* **Task directions**: Tell me how many lines in the entries below contain the word "image"; reply with the number and nothing else.

* **Excerpted data**:
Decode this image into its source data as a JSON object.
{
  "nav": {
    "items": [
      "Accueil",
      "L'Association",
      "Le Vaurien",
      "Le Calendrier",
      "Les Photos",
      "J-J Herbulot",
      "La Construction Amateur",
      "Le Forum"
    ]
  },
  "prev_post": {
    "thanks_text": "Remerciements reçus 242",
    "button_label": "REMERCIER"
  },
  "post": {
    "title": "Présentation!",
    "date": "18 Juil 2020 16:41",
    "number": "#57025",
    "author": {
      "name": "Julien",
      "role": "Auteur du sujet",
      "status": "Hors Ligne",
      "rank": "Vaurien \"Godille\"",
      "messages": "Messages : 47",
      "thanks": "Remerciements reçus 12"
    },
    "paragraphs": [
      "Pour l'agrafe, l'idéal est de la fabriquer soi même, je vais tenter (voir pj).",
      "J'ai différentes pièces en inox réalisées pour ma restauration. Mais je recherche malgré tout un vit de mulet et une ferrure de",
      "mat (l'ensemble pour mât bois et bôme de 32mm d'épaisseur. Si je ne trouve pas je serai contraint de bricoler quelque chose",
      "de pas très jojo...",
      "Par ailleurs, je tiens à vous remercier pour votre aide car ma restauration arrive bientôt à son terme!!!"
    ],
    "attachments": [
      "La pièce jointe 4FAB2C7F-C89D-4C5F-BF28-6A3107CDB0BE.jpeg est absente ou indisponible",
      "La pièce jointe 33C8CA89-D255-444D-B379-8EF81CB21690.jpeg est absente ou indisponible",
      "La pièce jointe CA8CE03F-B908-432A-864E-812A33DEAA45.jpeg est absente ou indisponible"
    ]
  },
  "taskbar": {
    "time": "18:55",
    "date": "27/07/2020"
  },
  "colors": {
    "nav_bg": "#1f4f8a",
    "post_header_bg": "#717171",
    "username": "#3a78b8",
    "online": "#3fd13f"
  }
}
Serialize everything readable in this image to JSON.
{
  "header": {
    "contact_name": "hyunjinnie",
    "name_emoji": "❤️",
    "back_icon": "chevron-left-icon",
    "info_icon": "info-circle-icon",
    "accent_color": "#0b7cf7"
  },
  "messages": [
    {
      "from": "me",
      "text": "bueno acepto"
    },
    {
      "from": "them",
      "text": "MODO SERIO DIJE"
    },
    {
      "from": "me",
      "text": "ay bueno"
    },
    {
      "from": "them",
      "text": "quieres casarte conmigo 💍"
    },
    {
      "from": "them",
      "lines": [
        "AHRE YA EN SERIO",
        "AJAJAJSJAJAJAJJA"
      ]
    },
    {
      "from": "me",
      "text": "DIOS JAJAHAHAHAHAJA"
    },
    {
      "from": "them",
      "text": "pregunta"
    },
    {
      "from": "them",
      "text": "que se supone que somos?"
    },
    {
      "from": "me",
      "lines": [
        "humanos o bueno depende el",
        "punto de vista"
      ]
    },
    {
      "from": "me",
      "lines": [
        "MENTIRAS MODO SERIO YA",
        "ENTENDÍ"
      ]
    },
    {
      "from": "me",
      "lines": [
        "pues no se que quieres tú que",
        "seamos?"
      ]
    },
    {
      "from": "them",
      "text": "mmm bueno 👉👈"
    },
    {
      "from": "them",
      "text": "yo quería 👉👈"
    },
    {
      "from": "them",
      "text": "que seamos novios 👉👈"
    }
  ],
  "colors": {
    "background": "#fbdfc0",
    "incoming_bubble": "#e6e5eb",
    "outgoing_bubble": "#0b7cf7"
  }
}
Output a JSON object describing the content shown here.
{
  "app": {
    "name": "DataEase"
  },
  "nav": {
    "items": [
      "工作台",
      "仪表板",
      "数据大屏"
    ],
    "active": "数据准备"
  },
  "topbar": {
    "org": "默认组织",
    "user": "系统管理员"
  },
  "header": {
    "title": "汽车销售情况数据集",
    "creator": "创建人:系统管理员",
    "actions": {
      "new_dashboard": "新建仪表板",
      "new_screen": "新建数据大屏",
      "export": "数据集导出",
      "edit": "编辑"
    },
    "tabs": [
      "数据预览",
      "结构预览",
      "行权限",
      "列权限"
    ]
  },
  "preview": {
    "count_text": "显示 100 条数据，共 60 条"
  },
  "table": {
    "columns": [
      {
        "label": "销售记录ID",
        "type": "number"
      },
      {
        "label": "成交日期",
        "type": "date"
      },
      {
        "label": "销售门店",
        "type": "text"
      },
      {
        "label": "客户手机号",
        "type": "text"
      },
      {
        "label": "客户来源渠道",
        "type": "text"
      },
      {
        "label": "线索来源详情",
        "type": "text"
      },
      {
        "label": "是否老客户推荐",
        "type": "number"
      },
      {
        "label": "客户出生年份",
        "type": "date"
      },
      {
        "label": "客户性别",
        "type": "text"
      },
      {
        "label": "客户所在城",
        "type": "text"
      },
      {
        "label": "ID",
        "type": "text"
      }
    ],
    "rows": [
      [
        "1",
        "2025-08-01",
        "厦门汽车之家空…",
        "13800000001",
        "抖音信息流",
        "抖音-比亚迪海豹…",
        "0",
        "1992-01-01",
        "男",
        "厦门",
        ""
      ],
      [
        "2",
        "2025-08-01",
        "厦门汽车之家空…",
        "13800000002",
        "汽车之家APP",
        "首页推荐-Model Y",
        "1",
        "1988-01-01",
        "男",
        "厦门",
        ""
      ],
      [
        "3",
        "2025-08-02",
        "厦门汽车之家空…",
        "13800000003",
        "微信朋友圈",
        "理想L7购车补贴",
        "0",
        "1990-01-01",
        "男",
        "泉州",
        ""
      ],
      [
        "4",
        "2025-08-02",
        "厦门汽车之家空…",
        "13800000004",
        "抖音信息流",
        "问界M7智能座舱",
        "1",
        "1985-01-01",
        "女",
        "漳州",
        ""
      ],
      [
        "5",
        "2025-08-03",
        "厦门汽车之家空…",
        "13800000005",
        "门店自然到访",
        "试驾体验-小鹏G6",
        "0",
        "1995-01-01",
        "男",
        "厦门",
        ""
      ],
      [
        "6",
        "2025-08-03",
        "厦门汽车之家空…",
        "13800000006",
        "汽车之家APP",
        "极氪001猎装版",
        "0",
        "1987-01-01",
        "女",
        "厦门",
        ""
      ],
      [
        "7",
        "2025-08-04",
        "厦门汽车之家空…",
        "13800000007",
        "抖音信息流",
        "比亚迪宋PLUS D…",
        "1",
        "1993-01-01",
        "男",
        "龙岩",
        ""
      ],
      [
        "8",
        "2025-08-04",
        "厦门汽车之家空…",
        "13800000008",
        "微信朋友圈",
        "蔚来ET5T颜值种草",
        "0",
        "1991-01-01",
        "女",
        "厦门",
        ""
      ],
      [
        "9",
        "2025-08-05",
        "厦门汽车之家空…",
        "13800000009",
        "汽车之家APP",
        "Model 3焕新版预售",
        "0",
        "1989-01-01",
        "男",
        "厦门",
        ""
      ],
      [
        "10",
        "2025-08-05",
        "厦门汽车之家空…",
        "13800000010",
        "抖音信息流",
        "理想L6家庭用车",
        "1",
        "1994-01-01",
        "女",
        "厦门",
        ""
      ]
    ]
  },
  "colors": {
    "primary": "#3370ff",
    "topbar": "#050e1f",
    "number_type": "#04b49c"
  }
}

* **Result for this exercise**: 2